Rituximab is relatively ineffective in elimination of cells with low CD20 cell-surface levels. It tends to stick to one side of B cells, where CD20 is, forming a cap and drawing proteins over to that side. The presence of the cap changes the effectiveness of natural killer (NK) cells in destroying these B cells. When an NK cell latched onto the cap, it had an 80% success rate at killing the cell. In contrast, when the B cell lacked this asymmetric protein cluster, it was killed only 40% of the time.
The following effects have been found:
The Fc portion of rituximab mediates antibody-dependent cellular cytotoxicity (ADCC) and complement-dependent cytotoxicity (CDC). Rituximab has a general regulatory effect on the cell cycle.

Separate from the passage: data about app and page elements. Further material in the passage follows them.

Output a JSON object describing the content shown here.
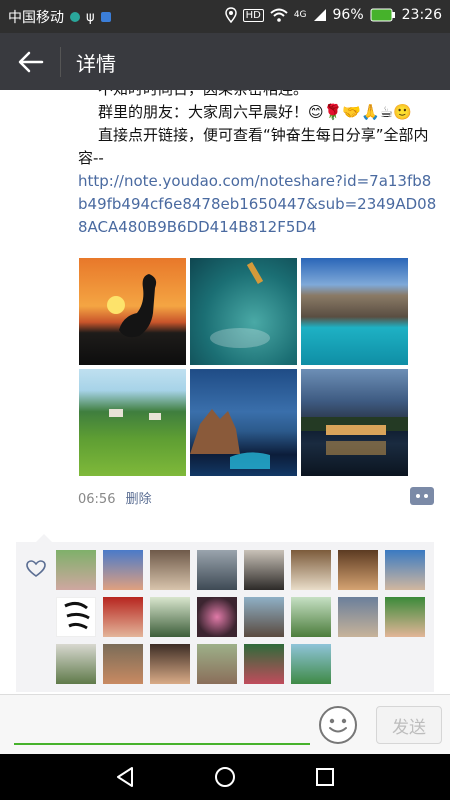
{
  "status": {
    "carrier": "中国移动",
    "battery": "96%",
    "time": "23:26",
    "network": "4G",
    "hd": "HD"
  },
  "header": {
    "title": "详情"
  },
  "post": {
    "line1": "不知时时同日，因果亲密相连。",
    "line2": "群里的朋友：大家周六早晨好！😊🌹🤝🙏☕🙂",
    "line3": "直接点开链接，便可查看“钟奋生每日分享”全部内容--",
    "link": "http://note.youdao.com/noteshare?id=7a13fb8b49fb494cf6e8478eb1650447&sub=2349AD088ACA480B9B6DD414B812F5D4",
    "time": "06:56",
    "delete_label": "删除"
  },
  "likers_count": 24,
  "input": {
    "placeholder": "",
    "send_label": "发送"
  },
  "colors": {
    "statusbar": "#2f2f2f",
    "titlebar": "#393a3f",
    "link": "#4a6aa0",
    "accent": "#46b22b"
  }
}
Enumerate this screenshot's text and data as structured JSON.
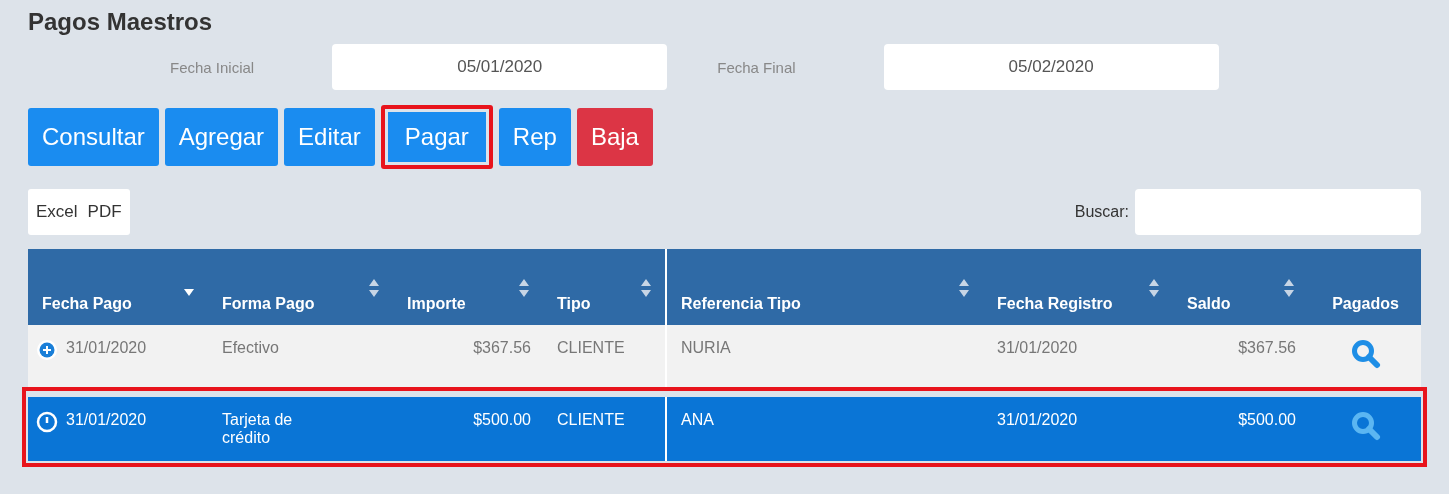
{
  "title": "Pagos Maestros",
  "date_filters": [
    {
      "label": "Fecha Inicial",
      "value": "05/01/2020"
    },
    {
      "label": "Fecha Final",
      "value": "05/02/2020"
    }
  ],
  "buttons": [
    {
      "label": "Consultar",
      "kind": "primary",
      "highlighted": false
    },
    {
      "label": "Agregar",
      "kind": "primary",
      "highlighted": false
    },
    {
      "label": "Editar",
      "kind": "primary",
      "highlighted": false
    },
    {
      "label": "Pagar",
      "kind": "primary",
      "highlighted": true
    },
    {
      "label": "Rep",
      "kind": "primary",
      "highlighted": false
    },
    {
      "label": "Baja",
      "kind": "danger",
      "highlighted": false
    }
  ],
  "export_buttons": [
    "Excel",
    "PDF"
  ],
  "search": {
    "label": "Buscar:"
  },
  "table": {
    "columns": [
      {
        "label": "Fecha Pago",
        "sortable": true,
        "sorted": true
      },
      {
        "label": "Forma Pago",
        "sortable": true,
        "sorted": false
      },
      {
        "label": "Importe",
        "sortable": true,
        "sorted": false
      },
      {
        "label": "Tipo",
        "sortable": true,
        "sorted": false
      },
      {
        "label": "Referencia Tipo",
        "sortable": true,
        "sorted": false
      },
      {
        "label": "Fecha Registro",
        "sortable": true,
        "sorted": false
      },
      {
        "label": "Saldo",
        "sortable": true,
        "sorted": false
      },
      {
        "label": "Pagados",
        "sortable": false
      }
    ],
    "rows": [
      {
        "selected": false,
        "expanded": false,
        "highlighted": false,
        "cells": [
          "31/01/2020",
          "Efectivo",
          "$367.56",
          "CLIENTE",
          "NURIA",
          "31/01/2020",
          "$367.56"
        ]
      },
      {
        "selected": true,
        "expanded": true,
        "highlighted": true,
        "cells": [
          "31/01/2020",
          "Tarjeta de crédito",
          "$500.00",
          "CLIENTE",
          "ANA",
          "31/01/2020",
          "$500.00"
        ]
      }
    ]
  }
}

Preferential elimination of malignant B cells with high CD20 levels and high BCR signaling propensity, especially in chronic lymphocytic leukemia (CLL). It increases MHC II and adhesion molecules LFA-1 and LFA-3 (lymphocyte function-associated antigen). It elicits shedding of CD23. It downregulates the B cell receptor. It induces apoptosis of CD20+ cells. The combined effect results in the elimination of B cells (including the cancerous ones) from the body, allowing a new population of healthy B cells to develop from lymphoid stem cells.
Rituximab binds to amino acids 170-173 and 182-185 on CD20, which are physically close to each other as a result of a disulfide bond between amino acids 167 and 183.
Rituximab was developed by researchers Nabil Hanna, Mitchell Reff, and coworkers at IDEC Pharmaceuticals under the name IDEC-C2B8. The U.S. patent for the drug was issued in 1998 and expired in 2015.
Based on its safety and effectiveness in clinical trials, rituximab was approved by the U.S. Food and Drug Administration in 1997 to treat B-cell non-Hodgkin lymphomas resistant to other chemotherapy regimens. Rituximab, in combination with CHOP chemotherapy, is superior to CHOP alone in the treatment of diffuse large B-cell lymphoma and many other B-cell lymphomas. In 2010, it was approved by the European Commission for maintenance treatment after initial treatment of follicular lymphoma.
It is on the World Health Organization's List of Essential Medicines.
In 2014, Genentech reclassified rituxan as a specialty drug, a class of drugs that are only available through specialty distributors in the US. Because wholesalers discounts and rebates no longer apply, hospitals would pay more.
Originally available for intravenous injection (e.g. over 2.5 hrs), in 2016, it gained EU approval in a formulation for subcutaneous injection for B-cell CLL/lymphoma (CLL).
Patents on the drug in expired in Europe in February 2013, and in the US in September 2016. By November 2018, several biosimilars had been approved in the US, India, the European Union, Switzerland, Japan and Australia. The US FDA approved Truxima (rituximab-abbs) in 2018, Ruxience (rituximab-pvvr) in 2019 and Riabni (rituximab-arrx) in 2020. The latter is about $3600 per 500 mg, wholesale, list.